"Justices Continue Trend of Hearing Fewer Cases":
Robert Barnes will have this article
Sunday in The Washington Post.
It's not every day that you see a dissenting opinion from the re-election of a state supreme court's chief justice:
In news from Michigan, The Traverse City Record-Eagle reports today that "Weaver rips fellow justices in scathing dissent
And The Associated Press reports that "Weaver again criticizes other Republicans on state Supreme Court."
I wish I knew where on the web site of the Supreme Court of Michigan one may access this sort of a dissent.
"Newest member makes history; She's first woman elected directly to state's high court":
Yesterday's edition of The Salem Statesman Journal contained an article
that begins, "When Virginia Linder of Salem formally joined the Oregon Supreme Court on Thursday, she made history. She is the first woman that voters have elected directly to the state's highest court."
"Medication Missteps: What patients should learn from the new revelations about Chief Justice William Rehnquist's struggle with prescription painkillers."
Newsweek has today posted online this web exclusive
"Appellate court's longest-serving judge battles death penalty":
The Associated Press provides a report

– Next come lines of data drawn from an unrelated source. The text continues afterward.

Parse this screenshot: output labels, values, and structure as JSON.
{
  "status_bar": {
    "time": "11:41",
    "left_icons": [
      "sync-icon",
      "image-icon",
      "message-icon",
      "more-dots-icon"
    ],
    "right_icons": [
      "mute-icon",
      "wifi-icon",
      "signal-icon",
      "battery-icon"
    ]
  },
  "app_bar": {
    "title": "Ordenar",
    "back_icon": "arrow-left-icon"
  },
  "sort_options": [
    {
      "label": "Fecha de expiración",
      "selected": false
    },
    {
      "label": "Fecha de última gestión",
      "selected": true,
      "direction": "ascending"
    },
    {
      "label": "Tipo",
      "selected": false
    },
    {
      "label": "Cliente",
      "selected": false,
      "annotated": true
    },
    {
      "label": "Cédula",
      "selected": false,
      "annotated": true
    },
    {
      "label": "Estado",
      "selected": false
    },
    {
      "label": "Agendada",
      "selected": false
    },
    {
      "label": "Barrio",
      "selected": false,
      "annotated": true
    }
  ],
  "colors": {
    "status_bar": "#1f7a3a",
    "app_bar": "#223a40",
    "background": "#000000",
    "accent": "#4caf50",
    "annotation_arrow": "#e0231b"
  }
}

that begins, "A veteran federal appeals judge has turned up the volume in his opposition to the death penalty, drawing increasing attention with his unusually blunt and outspoken opinions. Former Chief Judge Boyce Martin, a Jimmy Carter appointee on one of the most sharply divided appeals courts, is building a reputation for his stand, such as with a dissent that Capital Defense Weekly described as blistering."
"Supreme Court is poised to act on business-sector cases":
MarketWatch provides this report
"Who's got mail?"
The Chicago Tribune today contains an editorial
that begins, "In deploying executive authority in the war on terrorism, President Bush has a history of pushing the envelope--and in the latest controversy, you might read that phrase literally."
"Dueling Briefs In Sullivan Case; At Issue: Whether Appeal Is Now Moot."
Today in The Hartford Courant, Lynne Tuohy has an article
that begins, "The state Supreme Court is poised to resolve the constitutional issue of whether lawmakers can subpoena judges to testify at proceedings other than impeachment or confirmation hearings. Or not. Documents filed Friday by lawyers for former Chief Justice William J. Sullivan maintain the landmark legal question will have to wait for another day, because Sullivan's sudden willingness to testify makes the appeal by the co-chairmen of the legislature's judiciary committee a moot issue."
"N.Y. Times Urges Judge To Dismiss Hatfill Suit": This article
appears today in The Washington Post.
"Tipping Over a Defense of Enron":
Today in The New York Times, business columnist Joe Nocera has this essay
(TimesSelect temporary pass-through link) about Malcolm Gladwell's article headlined "Open Secrets: Enron, intelligence, and the perils of too much information
" published in the January 8, 2007 issue of The New Yorker.
"Court Was Once Cloistered; Now Its Chief Does 'Nightline'":
Robert Barnes has this article
today in The Washington Post.
"Editor's E-Mail May Be Used in Suit Against The Times":
Neil A. Lewis has this article
today in The New York Times.
"Supreme Court to Rule on Whistle-Blowing":
The Associated Press provides this report
"Westar verdicts set aside on appeal; Three-judge panel blasts government in its ruling on dozens of convictions": This article
appears today in The Kansas City Star.
And The Topeka Capital-Journal today contains articles headlined "Evidence against Wittig, Lake described as 'insufficient'; Denver-based court says defendants can't be retried on most counts"; "Professor: Wittig could be freed; Defense to push to get former Westar exec out of prison quickly"; and "From hooray, to you've got to be kidding." In addition, columnist Ric Anderson has an op-ed entitled "Westar -- Just a bad dream?"
My earlier coverage appears at this link.
"Justices to Consider Impact of Mental Illness on Death Penalty":
Linda Greenhouse has this article
today in The New York Times.
The San Antonio Express-News reports today that "High court to look at death row case."
In The Los Angeles Times, David G. Savage reports that "Justices to consider school sports rules; The high court will take up athlete recruiting, home-care worker pay and stock fraud cases."
And The Tennessean reports that "High court to hear recruiting case; TSSAA, Brentwood Academy dispute to go before justices again this spring."